Hope the whimbrel has arrived safe at her Arctic breeding grounds. The Center for Conservation Biology has tracked the spring and fall migrations of Hope for three years after she was captured on May 19, 2009 on the Eastern Shore and fitted with a solar-powered satellite transmitter.
Bryan Watts, director of the Center for Conservation Biology (CCB), explained that Hope, like other whimbrels, makes long migration flights, shuttling back and forth from her wintering spot at Great Pond, on St. Croix in the U.S. Virgin Islands, to breeding grounds on the upper Mackenzie River in the far northwest of Canada.
Hope touched down in a marsh near Box Tree Creek on Virginia’s Eastern Shore on April 8. Watts said that she uses the area as “staging grounds” on her way north, resting and feeding on fiddler crabs to recharge her batteries for the remainder of the 3,700-mile trip to the breeding grounds.

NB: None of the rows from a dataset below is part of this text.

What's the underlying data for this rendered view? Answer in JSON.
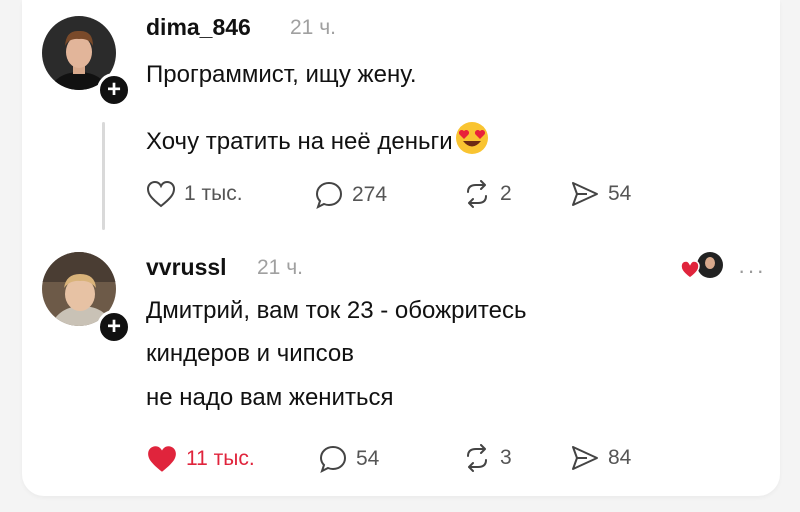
{
  "comments": [
    {
      "username": "dima_846",
      "time": "21 ч.",
      "lines": [
        "Программист, ищу жену.",
        "Хочу тратить на неё деньги"
      ],
      "emoji": "heart-eyes-emoji",
      "actions": {
        "likes": "1 тыс.",
        "replies": "274",
        "reposts": "2",
        "shares": "54"
      },
      "liked": false
    },
    {
      "username": "vvrussl",
      "time": "21 ч.",
      "lines": [
        "Дмитрий, вам ток 23 - обожритесь",
        "киндеров и чипсов",
        "не надо вам жениться"
      ],
      "actions": {
        "likes": "11 тыс.",
        "replies": "54",
        "reposts": "3",
        "shares": "84"
      },
      "liked": true,
      "more_label": "···"
    }
  ],
  "colors": {
    "like_active": "#e0243c",
    "muted": "#a0a0a0",
    "text": "#111111"
  }
}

The bird left the Eastern Shore on May 22, arriving at the breeding grounds on June 14. The CCB is tracking other whimbrels as well. Updated tracking maps are available online.
Hope made ornithological history two years ago as being the first whimbrel to be tracked over a full migration cycle. Her arrival in Canada marks the third full migration cycle that CCB scientists have tracked.
“Satellite tracking represents only one aspect of a broader, integrated investigation of whimbrel migration,” Watts said. During the past four years, the CCB has partnered with The Nature Conservancy, the U.S. Fish and Wildlife Service and the Georgia Department of Natural Resources in a number of initiatives to learn more about the birds. Watts said the collaborators have used conventional transmitters to examine stopover duration, conducted aerial surveys to estimate seasonal numbers, collected feather samples to locate summer and winter areas through stable-isotope analysis, and initiated a whimbrel watch program.
Through these efforts, scientists have learned a great deal about whimbrels, whose migratory habits were shrouded in mystery for years. One important revelation, Watts said, is the site-specific nature of the whimbrel’s habits. Hope’s life cycle centers around a total land mass of probably a few hundred acres, but each of the three locations are vital—and possibly irreplaceable.
“It might be that entire populations depend on relatively few sites. So if you have a major impact to one of those, it could be more devastating than we realize. If Great Pond were to be eliminated, the birds that winter there would have to go elsewhere, or maybe they’d die out,” Watts explained. “Connecting the dots throughout an entire life cycle is something that’s new and just coming over the horizon in the study of migratory birds—the connectivity of places that are separated by such great distances.”
The Center for Conservation Biology is a collaborative unit of the College of William & Mary and Virginia Commonwealth University.